Every record shown below should be duplicated exactly.

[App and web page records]
════════════════════

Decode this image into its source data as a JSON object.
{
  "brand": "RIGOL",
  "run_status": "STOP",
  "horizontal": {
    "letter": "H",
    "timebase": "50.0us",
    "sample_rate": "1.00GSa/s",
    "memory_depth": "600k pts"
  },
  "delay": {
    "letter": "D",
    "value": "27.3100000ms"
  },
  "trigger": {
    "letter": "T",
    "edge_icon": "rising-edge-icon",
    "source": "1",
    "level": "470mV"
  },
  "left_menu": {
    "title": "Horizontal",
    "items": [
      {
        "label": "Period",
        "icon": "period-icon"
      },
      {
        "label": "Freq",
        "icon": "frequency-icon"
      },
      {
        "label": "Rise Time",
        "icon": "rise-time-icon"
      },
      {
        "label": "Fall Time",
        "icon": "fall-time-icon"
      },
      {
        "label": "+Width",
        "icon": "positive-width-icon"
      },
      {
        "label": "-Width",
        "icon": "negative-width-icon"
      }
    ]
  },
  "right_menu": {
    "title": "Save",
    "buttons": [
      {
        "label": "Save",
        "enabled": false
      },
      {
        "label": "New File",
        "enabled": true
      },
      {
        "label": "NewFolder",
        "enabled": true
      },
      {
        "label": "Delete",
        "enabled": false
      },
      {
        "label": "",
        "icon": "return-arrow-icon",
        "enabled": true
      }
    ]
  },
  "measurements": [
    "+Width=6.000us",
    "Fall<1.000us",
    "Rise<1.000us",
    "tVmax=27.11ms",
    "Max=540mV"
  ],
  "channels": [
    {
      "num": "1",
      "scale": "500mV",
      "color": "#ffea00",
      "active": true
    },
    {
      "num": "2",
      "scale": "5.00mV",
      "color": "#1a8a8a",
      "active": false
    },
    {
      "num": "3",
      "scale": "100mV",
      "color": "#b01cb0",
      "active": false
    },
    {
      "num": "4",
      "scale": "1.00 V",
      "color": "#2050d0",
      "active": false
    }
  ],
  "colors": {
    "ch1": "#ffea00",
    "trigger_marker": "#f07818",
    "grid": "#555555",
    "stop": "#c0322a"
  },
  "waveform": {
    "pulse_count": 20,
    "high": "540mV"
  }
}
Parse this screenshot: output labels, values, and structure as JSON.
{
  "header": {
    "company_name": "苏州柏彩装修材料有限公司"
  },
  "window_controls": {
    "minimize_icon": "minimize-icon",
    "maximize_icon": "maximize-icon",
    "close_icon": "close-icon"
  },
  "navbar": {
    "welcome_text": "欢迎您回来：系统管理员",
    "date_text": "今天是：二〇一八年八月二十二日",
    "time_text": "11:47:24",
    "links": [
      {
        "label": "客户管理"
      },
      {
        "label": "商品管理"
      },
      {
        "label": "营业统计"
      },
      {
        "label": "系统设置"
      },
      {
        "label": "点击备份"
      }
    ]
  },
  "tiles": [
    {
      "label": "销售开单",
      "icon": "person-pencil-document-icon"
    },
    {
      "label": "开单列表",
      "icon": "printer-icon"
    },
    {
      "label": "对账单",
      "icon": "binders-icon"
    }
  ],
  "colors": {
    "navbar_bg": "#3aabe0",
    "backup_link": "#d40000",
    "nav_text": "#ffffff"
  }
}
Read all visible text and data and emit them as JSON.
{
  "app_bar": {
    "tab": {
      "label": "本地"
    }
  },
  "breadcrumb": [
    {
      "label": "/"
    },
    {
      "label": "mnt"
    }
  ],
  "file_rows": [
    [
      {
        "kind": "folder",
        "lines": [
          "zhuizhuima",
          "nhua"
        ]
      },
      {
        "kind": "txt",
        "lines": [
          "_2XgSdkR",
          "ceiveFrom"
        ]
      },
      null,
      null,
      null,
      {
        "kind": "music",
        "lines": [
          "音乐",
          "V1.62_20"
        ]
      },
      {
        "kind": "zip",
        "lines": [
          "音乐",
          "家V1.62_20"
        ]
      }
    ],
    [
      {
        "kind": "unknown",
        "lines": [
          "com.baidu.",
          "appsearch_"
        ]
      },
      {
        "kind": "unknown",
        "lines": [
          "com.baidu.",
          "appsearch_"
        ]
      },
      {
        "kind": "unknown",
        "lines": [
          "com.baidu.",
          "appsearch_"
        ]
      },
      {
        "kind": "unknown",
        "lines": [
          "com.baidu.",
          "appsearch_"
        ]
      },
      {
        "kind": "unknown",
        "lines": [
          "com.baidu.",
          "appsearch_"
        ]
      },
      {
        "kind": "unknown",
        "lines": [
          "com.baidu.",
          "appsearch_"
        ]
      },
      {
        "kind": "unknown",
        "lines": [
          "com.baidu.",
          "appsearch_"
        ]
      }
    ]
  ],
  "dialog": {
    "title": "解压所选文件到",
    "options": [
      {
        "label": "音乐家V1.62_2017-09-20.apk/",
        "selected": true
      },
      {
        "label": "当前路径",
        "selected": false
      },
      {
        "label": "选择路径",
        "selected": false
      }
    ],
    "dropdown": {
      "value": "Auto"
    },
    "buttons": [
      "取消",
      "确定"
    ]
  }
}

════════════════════

-- Response below --
Decode this image into its source data as a JSON object.
{
  "brand": "RIGOL",
  "run_status": "STOP",
  "horizontal": {
    "letter": "H",
    "timebase": "50.0us",
    "sample_rate": "1.00GSa/s",
    "memory_depth": "600k pts"
  },
  "delay": {
    "letter": "D",
    "value": "27.3100000ms"
  },
  "trigger": {
    "letter": "T",
    "edge_icon": "rising-edge-icon",
    "source": "1",
    "level": "470mV"
  },
  "left_menu": {
    "title": "Horizontal",
    "items": [
      {
        "label": "Period",
        "icon": "period-icon"
      },
      {
        "label": "Freq",
        "icon": "frequency-icon"
      },
      {
        "label": "Rise Time",
        "icon": "rise-time-icon"
      },
      {
        "label": "Fall Time",
        "icon": "fall-time-icon"
      },
      {
        "label": "+Width",
        "icon": "positive-width-icon"
      },
      {
        "label": "-Width",
        "icon": "negative-width-icon"
      }
    ]
  },
  "right_menu": {
    "title": "Save",
    "buttons": [
      {
        "label": "Save",
        "enabled": false
      },
      {
        "label": "New File",
        "enabled": true
      },
      {
        "label": "NewFolder",
        "enabled": true
      },
      {
        "label": "Delete",
        "enabled": false
      },
      {
        "label": "",
        "icon": "return-arrow-icon",
        "enabled": true
      }
    ]
  },
  "measurements": [
    "+Width=6.000us",
    "Fall<1.000us",
    "Rise<1.000us",
    "tVmax=27.11ms",
    "Max=540mV"
  ],
  "channels": [
    {
      "num": "1",
      "scale": "500mV",
      "color": "#ffea00",
      "active": true
    },
    {
      "num": "2",
      "scale": "5.00mV",
      "color": "#1a8a8a",
      "active": false
    },
    {
      "num": "3",
      "scale": "100mV",
      "color": "#b01cb0",
      "active": false
    },
    {
      "num": "4",
      "scale": "1.00 V",
      "color": "#2050d0",
      "active": false
    }
  ],
  "colors": {
    "ch1": "#ffea00",
    "trigger_marker": "#f07818",
    "grid": "#555555",
    "stop": "#c0322a"
  },
  "waveform": {
    "pulse_count": 20,
    "high": "540mV"
  }
}
Parse this screenshot: output labels, values, and structure as JSON.
{
  "header": {
    "company_name": "苏州柏彩装修材料有限公司"
  },
  "window_controls": {
    "minimize_icon": "minimize-icon",
    "maximize_icon": "maximize-icon",
    "close_icon": "close-icon"
  },
  "navbar": {
    "welcome_text": "欢迎您回来：系统管理员",
    "date_text": "今天是：二〇一八年八月二十二日",
    "time_text": "11:47:24",
    "links": [
      {
        "label": "客户管理"
      },
      {
        "label": "商品管理"
      },
      {
        "label": "营业统计"
      },
      {
        "label": "系统设置"
      },
      {
        "label": "点击备份"
      }
    ]
  },
  "tiles": [
    {
      "label": "销售开单",
      "icon": "person-pencil-document-icon"
    },
    {
      "label": "开单列表",
      "icon": "printer-icon"
    },
    {
      "label": "对账单",
      "icon": "binders-icon"
    }
  ],
  "colors": {
    "navbar_bg": "#3aabe0",
    "backup_link": "#d40000",
    "nav_text": "#ffffff"
  }
}
Read all visible text and data and emit them as JSON.
{
  "app_bar": {
    "tab": {
      "label": "本地"
    }
  },
  "breadcrumb": [
    {
      "label": "/"
    },
    {
      "label": "mnt"
    }
  ],
  "file_rows": [
    [
      {
        "kind": "folder",
        "lines": [
          "zhuizhuima",
          "nhua"
        ]
      },
      {
        "kind": "txt",
        "lines": [
          "_2XgSdkR",
          "ceiveFrom"
        ]
      },
      null,
      null,
      null,
      {
        "kind": "music",
        "lines": [
          "音乐",
          "V1.62_20"
        ]
      },
      {
        "kind": "zip",
        "lines": [
          "音乐",
          "家V1.62_20"
        ]
      }
    ],
    [
      {
        "kind": "unknown",
        "lines": [
          "com.baidu.",
          "appsearch_"
        ]
      },
      {
        "kind": "unknown",
        "lines": [
          "com.baidu.",
          "appsearch_"
        ]
      },
      {
        "kind": "unknown",
        "lines": [
          "com.baidu.",
          "appsearch_"
        ]
      },
      {
        "kind": "unknown",
        "lines": [
          "com.baidu.",
          "appsearch_"
        ]
      },
      {
        "kind": "unknown",
        "lines": [
          "com.baidu.",
          "appsearch_"
        ]
      },
      {
        "kind": "unknown",
        "lines": [
          "com.baidu.",
          "appsearch_"
        ]
      },
      {
        "kind": "unknown",
        "lines": [
          "com.baidu.",
          "appsearch_"
        ]
      }
    ]
  ],
  "dialog": {
    "title": "解压所选文件到",
    "options": [
      {
        "label": "音乐家V1.62_2017-09-20.apk/",
        "selected": true
      },
      {
        "label": "当前路径",
        "selected": false
      },
      {
        "label": "选择路径",
        "selected": false
      }
    ],
    "dropdown": {
      "value": "Auto"
    },
    "buttons": [
      "取消",
      "确定"
    ]
  }
}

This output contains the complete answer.